link to vocabulary.degrowth.org
As the late Eric Hobsbawm (2011: 12) put it very late in his long life, 'there is a patent conflict between the need to reverse or at least to control the impact of our economy on the biosphere and the imperatives of a capitalist market: maximum growth
in search for profit'. Two premises underlie this statement. The first was defended in Section 3.1: economic growth unavoidably increases throughput and negatively impacts the biosphere (against the argument of proponents of green growth or green capitalism that it is possible to both grow and reduce environmental impact). The second is that growth is an imperative under capitalism...
3.2 Degrowth and autonomy
The fact that there are limits and growth is coming to an end is not necessarily bad. For many degrowthers, degrowth is not an adaptation to inevitable limits, but a desirable project to be pursued for its own sake in the search for autonomy
Autonomy was a keyword for thinkers such as Illich, Gorz and Castoriadis, but it meant something slightly different to each. Illich (1973) meant freedom from large techno-infrastructures and the centralized bureaucratic institutions, public or private, that manage them. For Gorz (1982) autonomy is freedom from wage-labour. Autonomous is the sphere of non-paid work where individuals and collectives enjoy leisure and produce for their own use, instead of money. For Castoriadis (1987) instead,

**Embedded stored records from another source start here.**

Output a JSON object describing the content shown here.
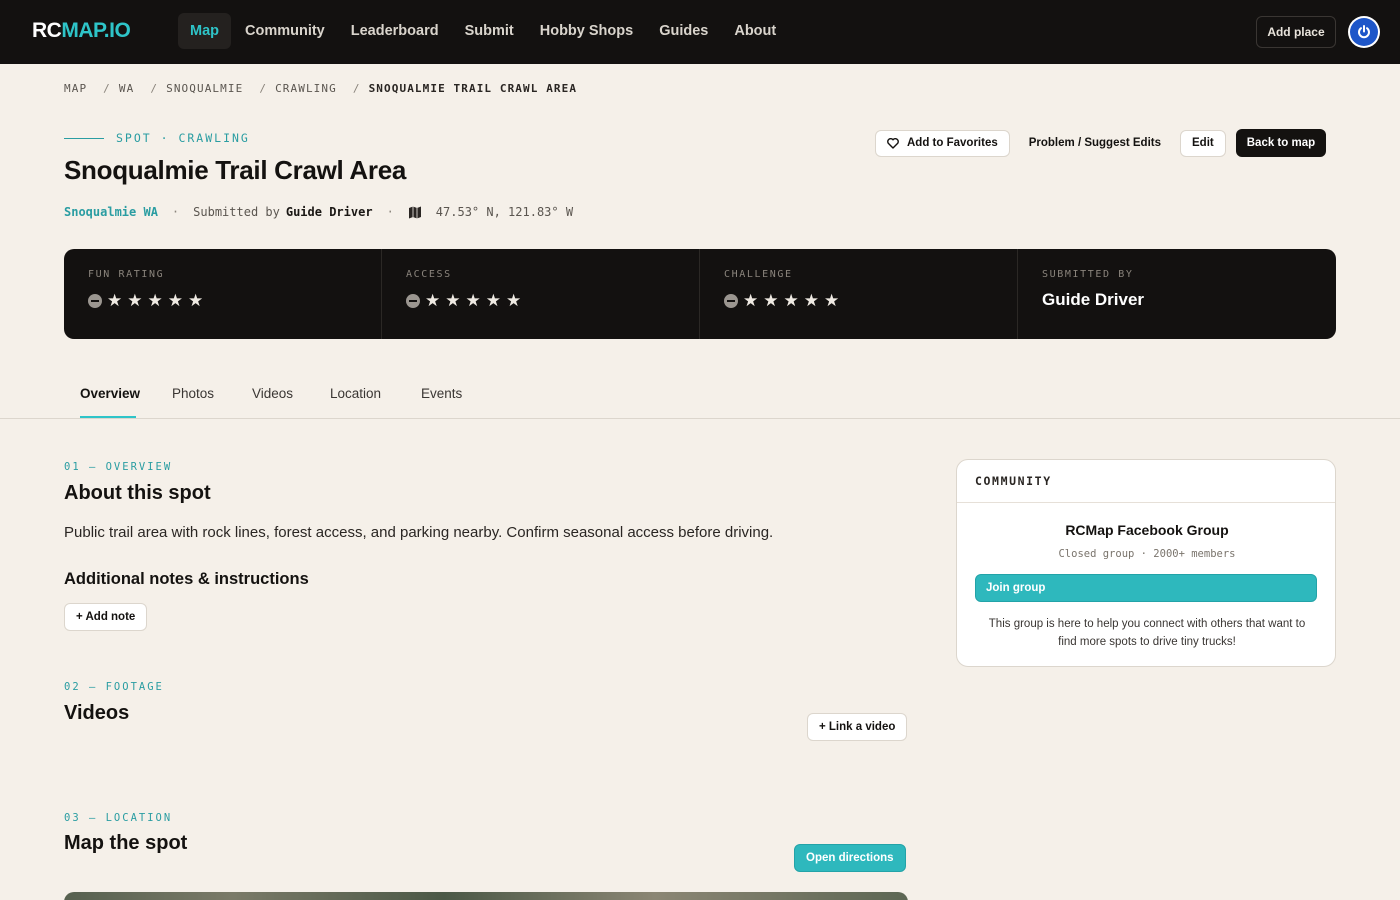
{
  "brand": {
    "logo_part1": "RC",
    "logo_part2": "MAP.IO"
  },
  "nav": {
    "items": [
      {
        "label": "Map",
        "active": true
      },
      {
        "label": "Community"
      },
      {
        "label": "Leaderboard"
      },
      {
        "label": "Submit"
      },
      {
        "label": "Hobby Shops"
      },
      {
        "label": "Guides"
      },
      {
        "label": "About"
      }
    ],
    "add_place": "Add place"
  },
  "breadcrumb": [
    "MAP",
    "WA",
    "SNOQUALMIE",
    "CRAWLING",
    "SNOQUALMIE TRAIL CRAWL AREA"
  ],
  "header": {
    "eyebrow": "SPOT · CRAWLING",
    "title": "Snoqualmie Trail Crawl Area",
    "location": "Snoqualmie WA",
    "submitted_prefix": "Submitted by",
    "submitted_by": "Guide Driver",
    "coords": "47.53° N, 121.83° W"
  },
  "actions": {
    "favorites": "Add to Favorites",
    "suggest": "Problem / Suggest Edits",
    "edit": "Edit",
    "back": "Back to map"
  },
  "stats": [
    {
      "label": "FUN RATING",
      "stars": 5,
      "filled": 0
    },
    {
      "label": "ACCESS",
      "stars": 5,
      "filled": 0
    },
    {
      "label": "CHALLENGE",
      "stars": 5,
      "filled": 0
    },
    {
      "label": "SUBMITTED BY",
      "value": "Guide Driver"
    }
  ],
  "tabs": [
    "Overview",
    "Photos",
    "Videos",
    "Location",
    "Events"
  ],
  "overview": {
    "eyebrow": "01 — OVERVIEW",
    "title": "About this spot",
    "text": "Public trail area with rock lines, forest access, and parking nearby. Confirm seasonal access before driving.",
    "notes_title": "Additional notes & instructions",
    "add_note": "+ Add note"
  },
  "footage": {
    "eyebrow": "02 — FOOTAGE",
    "title": "Videos",
    "link_video": "+ Link a video"
  },
  "location": {
    "eyebrow": "03 — LOCATION",
    "title": "Map the spot",
    "directions": "Open directions"
  },
  "community": {
    "heading": "COMMUNITY",
    "group_name": "RCMap Facebook Group",
    "group_meta": "Closed group · 2000+ members",
    "join": "Join group",
    "description": "This group is here to help you connect with others that want to find more spots to drive tiny trucks!"
  }
}
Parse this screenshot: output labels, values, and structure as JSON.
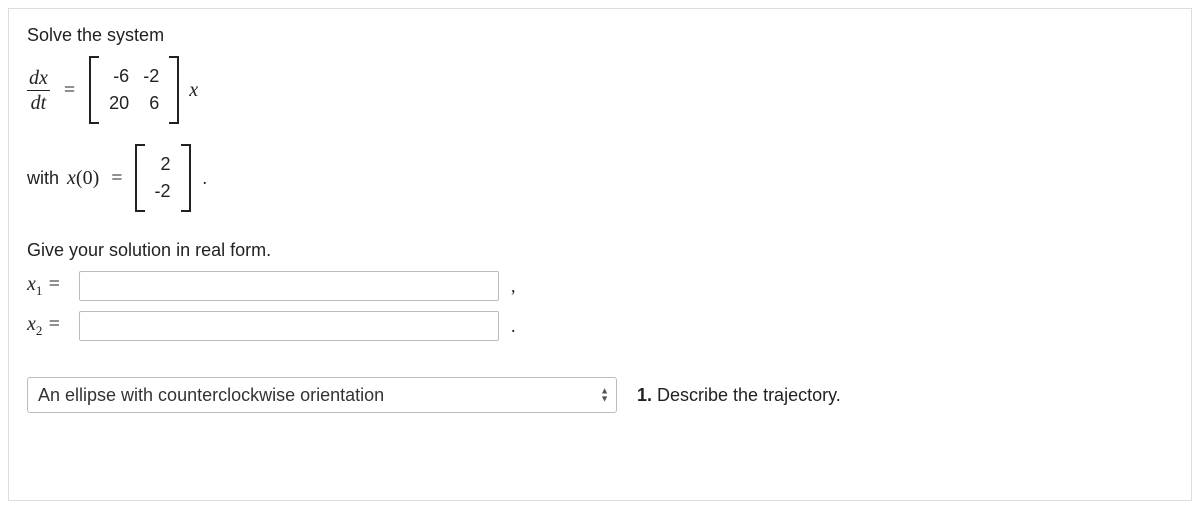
{
  "prompt": "Solve the system",
  "equation": {
    "lhs_num": "dx",
    "lhs_den": "dt",
    "equals": "=",
    "matrix": {
      "a11": "-6",
      "a12": "-2",
      "a21": "20",
      "a22": "6"
    },
    "rhs_var": "x"
  },
  "initial": {
    "with_label": "with ",
    "x_label": "x",
    "zero_arg": "(0)",
    "equals": "=",
    "vector": {
      "v1": "2",
      "v2": "-2"
    },
    "period": "."
  },
  "instruction": "Give your solution in real form.",
  "answers": {
    "x1_label": "x",
    "x1_sub": "1",
    "x1_eq": " =",
    "x1_value": "",
    "x1_trail": ",",
    "x2_label": "x",
    "x2_sub": "2",
    "x2_eq": " =",
    "x2_value": "",
    "x2_trail": "."
  },
  "trajectory": {
    "selected": "An ellipse with counterclockwise orientation",
    "question_num": "1.",
    "question_text": " Describe the trajectory."
  }
}
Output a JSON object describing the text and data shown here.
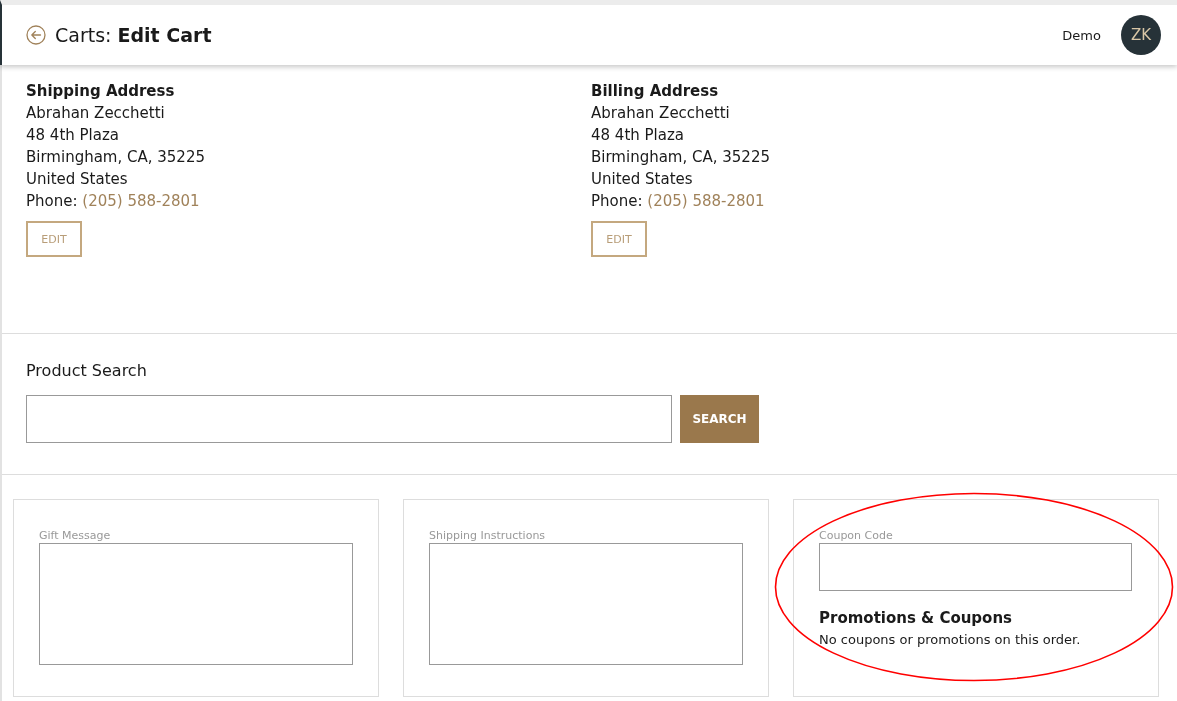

autonomy means the ability of a collective to decide its future in common, freed from external ('heteronomous') imperatives and givens, such as the law of God (religion), or the laws of the economy (economics).